Problem statement: Lines from the one containing "Give me the" through the final line of the records are the only ones to copy, and each must match exactly.

Data records:
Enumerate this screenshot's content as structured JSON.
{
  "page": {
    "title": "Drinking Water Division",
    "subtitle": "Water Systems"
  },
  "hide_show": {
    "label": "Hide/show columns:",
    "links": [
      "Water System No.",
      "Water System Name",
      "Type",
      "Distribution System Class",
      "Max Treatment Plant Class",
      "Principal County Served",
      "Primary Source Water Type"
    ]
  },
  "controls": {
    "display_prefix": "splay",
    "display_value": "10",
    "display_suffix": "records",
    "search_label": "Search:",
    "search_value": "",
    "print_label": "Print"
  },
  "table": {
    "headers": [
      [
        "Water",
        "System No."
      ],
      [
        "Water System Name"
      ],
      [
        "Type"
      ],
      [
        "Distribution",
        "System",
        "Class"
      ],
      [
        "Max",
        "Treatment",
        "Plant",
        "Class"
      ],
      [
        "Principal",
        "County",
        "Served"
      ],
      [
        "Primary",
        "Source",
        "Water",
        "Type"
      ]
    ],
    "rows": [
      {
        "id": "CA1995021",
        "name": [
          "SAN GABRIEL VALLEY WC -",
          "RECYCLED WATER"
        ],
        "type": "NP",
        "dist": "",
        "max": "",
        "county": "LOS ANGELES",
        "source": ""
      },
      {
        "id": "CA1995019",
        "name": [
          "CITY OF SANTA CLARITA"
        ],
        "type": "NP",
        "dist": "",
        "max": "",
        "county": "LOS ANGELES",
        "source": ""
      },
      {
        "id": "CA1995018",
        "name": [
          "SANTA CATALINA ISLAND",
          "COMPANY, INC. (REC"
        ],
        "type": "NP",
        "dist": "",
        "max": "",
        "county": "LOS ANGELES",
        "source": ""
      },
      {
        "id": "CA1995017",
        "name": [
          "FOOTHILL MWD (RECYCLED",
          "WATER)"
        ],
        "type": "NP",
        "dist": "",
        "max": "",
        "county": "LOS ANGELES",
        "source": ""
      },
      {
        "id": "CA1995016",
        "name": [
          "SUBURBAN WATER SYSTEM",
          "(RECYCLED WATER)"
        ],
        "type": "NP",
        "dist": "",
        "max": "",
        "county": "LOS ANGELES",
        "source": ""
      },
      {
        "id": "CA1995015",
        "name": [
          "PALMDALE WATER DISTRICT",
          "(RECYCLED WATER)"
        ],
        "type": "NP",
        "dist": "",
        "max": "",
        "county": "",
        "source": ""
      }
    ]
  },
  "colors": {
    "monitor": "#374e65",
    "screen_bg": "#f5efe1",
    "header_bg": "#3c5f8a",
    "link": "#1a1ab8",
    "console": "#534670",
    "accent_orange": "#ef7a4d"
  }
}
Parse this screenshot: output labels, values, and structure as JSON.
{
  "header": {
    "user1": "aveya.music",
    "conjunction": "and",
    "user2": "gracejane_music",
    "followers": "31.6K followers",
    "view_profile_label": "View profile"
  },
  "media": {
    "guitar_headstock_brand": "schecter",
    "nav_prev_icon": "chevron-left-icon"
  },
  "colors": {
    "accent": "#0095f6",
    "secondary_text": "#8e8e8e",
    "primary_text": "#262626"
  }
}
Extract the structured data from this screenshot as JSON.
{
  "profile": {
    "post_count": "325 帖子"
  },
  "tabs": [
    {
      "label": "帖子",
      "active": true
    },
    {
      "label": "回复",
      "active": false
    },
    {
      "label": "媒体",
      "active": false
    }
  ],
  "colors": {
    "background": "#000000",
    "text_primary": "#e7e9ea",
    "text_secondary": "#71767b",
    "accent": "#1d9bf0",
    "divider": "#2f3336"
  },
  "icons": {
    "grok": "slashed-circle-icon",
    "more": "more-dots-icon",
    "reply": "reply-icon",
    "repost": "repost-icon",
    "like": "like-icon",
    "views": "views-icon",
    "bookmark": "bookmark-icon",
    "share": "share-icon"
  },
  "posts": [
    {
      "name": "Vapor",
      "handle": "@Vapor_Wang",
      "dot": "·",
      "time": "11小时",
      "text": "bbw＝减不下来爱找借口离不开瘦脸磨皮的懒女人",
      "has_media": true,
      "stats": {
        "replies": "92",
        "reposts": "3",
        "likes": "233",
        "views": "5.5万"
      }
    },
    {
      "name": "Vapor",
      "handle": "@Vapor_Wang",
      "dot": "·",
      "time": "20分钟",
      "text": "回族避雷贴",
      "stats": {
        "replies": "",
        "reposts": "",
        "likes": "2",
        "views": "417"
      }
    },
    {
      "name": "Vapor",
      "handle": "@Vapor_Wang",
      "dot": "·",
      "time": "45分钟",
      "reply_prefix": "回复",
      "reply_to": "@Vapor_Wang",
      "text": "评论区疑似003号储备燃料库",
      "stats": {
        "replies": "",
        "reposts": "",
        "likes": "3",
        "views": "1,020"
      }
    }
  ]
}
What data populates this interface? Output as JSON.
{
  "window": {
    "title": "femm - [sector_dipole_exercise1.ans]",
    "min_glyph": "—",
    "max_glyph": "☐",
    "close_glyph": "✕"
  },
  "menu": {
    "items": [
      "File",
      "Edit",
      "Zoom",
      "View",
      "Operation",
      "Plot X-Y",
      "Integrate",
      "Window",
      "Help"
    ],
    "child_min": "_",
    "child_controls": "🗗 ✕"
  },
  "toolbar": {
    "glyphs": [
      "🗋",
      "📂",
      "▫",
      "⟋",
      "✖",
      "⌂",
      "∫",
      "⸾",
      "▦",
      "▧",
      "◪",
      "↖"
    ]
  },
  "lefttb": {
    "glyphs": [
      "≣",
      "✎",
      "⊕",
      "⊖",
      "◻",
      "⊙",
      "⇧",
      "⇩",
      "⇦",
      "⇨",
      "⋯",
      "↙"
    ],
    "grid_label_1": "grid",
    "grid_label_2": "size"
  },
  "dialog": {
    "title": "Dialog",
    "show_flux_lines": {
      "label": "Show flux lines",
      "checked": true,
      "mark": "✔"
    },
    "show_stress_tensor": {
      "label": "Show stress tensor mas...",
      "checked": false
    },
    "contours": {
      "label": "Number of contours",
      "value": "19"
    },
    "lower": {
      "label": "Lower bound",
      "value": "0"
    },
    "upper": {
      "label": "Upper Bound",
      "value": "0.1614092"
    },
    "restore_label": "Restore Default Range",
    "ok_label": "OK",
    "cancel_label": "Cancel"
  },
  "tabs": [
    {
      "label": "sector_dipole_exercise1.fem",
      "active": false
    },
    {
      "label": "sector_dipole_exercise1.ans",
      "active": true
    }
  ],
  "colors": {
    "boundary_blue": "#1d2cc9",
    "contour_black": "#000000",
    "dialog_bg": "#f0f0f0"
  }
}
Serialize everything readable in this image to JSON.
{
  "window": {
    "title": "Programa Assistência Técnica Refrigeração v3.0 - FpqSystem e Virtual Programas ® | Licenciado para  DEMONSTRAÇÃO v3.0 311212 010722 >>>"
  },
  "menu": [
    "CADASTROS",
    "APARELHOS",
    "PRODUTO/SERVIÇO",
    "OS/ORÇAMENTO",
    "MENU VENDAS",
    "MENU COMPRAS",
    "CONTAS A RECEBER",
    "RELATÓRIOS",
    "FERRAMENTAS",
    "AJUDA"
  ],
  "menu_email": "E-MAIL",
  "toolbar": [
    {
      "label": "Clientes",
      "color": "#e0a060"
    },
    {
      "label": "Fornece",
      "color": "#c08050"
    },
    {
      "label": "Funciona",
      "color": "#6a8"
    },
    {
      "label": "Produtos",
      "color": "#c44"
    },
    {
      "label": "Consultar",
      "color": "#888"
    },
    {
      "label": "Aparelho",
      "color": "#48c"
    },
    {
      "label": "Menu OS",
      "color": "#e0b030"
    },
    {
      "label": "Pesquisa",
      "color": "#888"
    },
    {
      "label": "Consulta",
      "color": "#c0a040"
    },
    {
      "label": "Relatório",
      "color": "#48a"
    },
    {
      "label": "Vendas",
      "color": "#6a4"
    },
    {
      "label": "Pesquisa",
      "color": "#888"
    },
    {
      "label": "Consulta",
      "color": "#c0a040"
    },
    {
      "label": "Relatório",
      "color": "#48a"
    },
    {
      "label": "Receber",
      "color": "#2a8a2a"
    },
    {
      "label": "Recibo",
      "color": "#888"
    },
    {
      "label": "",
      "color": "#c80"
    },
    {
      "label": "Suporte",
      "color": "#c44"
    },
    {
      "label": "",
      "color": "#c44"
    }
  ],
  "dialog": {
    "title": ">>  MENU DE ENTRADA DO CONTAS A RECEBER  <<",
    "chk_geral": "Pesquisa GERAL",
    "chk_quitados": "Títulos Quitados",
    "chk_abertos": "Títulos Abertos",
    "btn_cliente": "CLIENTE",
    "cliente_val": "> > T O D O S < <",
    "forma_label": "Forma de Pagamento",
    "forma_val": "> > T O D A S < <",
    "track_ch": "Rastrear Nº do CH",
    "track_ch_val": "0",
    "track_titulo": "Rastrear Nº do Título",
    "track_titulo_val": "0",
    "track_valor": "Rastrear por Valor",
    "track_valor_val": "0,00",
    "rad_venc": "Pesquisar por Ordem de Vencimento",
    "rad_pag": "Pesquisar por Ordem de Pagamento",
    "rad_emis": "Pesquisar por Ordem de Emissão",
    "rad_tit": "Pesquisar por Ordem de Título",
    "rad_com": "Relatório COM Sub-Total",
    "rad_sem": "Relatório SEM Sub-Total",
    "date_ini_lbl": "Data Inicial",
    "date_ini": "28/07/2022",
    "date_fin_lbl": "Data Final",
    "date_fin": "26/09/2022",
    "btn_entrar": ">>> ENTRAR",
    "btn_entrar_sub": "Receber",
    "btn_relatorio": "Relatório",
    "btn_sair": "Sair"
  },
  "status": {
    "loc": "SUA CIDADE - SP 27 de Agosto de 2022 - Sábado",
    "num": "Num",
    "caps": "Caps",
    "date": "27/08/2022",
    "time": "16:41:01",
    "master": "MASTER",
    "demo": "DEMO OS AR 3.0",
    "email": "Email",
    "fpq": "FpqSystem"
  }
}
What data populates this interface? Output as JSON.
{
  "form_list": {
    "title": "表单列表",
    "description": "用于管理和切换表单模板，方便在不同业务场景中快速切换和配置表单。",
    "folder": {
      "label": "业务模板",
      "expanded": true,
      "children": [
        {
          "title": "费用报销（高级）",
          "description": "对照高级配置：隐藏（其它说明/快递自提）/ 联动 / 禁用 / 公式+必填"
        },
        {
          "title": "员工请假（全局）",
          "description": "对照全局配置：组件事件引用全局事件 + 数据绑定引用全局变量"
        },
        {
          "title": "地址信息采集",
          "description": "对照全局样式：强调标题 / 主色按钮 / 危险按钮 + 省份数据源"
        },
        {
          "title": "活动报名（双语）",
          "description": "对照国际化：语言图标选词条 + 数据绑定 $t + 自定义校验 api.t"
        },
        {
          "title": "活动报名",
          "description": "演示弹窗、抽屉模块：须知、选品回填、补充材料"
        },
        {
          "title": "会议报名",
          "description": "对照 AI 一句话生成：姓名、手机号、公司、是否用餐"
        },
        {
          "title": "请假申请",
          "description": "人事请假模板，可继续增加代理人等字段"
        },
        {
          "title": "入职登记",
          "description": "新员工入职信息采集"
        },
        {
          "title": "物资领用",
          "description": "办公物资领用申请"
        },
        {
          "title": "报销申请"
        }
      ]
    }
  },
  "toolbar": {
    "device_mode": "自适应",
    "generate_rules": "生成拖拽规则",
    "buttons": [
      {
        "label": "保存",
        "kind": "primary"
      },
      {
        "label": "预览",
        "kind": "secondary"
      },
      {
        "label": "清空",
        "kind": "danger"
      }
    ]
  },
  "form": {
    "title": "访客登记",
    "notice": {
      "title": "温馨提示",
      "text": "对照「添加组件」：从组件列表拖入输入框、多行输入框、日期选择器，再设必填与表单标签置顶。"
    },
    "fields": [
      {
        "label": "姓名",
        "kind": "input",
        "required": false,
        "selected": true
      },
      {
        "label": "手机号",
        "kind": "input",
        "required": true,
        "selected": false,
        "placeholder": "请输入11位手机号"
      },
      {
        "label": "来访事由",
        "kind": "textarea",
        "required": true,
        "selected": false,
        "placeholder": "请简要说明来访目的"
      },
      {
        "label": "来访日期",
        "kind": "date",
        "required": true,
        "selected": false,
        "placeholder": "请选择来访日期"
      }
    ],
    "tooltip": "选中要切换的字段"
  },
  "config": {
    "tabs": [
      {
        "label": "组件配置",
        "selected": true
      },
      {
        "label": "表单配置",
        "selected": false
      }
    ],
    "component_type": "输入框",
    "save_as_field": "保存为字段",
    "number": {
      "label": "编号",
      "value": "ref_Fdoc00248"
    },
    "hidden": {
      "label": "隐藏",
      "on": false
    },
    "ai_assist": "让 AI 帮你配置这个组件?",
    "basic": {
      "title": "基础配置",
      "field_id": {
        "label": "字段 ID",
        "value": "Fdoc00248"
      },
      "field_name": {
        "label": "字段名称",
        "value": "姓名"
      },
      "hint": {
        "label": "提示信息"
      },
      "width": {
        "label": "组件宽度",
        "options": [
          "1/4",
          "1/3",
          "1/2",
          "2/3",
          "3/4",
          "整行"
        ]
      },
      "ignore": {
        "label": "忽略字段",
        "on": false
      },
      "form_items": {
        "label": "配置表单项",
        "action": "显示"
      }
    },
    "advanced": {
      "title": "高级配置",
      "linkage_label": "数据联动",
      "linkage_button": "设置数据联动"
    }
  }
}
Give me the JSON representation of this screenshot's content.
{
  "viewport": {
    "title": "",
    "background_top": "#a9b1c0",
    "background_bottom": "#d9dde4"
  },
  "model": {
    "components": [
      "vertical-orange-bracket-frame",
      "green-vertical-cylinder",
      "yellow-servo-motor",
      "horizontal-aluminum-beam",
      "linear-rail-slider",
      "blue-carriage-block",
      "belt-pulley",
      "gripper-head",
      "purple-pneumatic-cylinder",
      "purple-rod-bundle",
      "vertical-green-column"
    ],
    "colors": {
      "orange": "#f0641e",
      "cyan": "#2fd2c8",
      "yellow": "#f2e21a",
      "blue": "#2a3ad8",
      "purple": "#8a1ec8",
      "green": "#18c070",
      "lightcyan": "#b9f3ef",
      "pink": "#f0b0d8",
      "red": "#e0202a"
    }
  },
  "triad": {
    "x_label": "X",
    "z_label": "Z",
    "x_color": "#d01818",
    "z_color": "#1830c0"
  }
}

Task answer:
Give me the JSON representation of this screenshot's content.
{
  "viewport": {
    "title": "",
    "background_top": "#a9b1c0",
    "background_bottom": "#d9dde4"
  },
  "model": {
    "components": [
      "vertical-orange-bracket-frame",
      "green-vertical-cylinder",
      "yellow-servo-motor",
      "horizontal-aluminum-beam",
      "linear-rail-slider",
      "blue-carriage-block",
      "belt-pulley",
      "gripper-head",
      "purple-pneumatic-cylinder",
      "purple-rod-bundle",
      "vertical-green-column"
    ],
    "colors": {
      "orange": "#f0641e",
      "cyan": "#2fd2c8",
      "yellow": "#f2e21a",
      "blue": "#2a3ad8",
      "purple": "#8a1ec8",
      "green": "#18c070",
      "lightcyan": "#b9f3ef",
      "pink": "#f0b0d8",
      "red": "#e0202a"
    }
  },
  "triad": {
    "x_label": "X",
    "z_label": "Z",
    "x_color": "#d01818",
    "z_color": "#1830c0"
  }
}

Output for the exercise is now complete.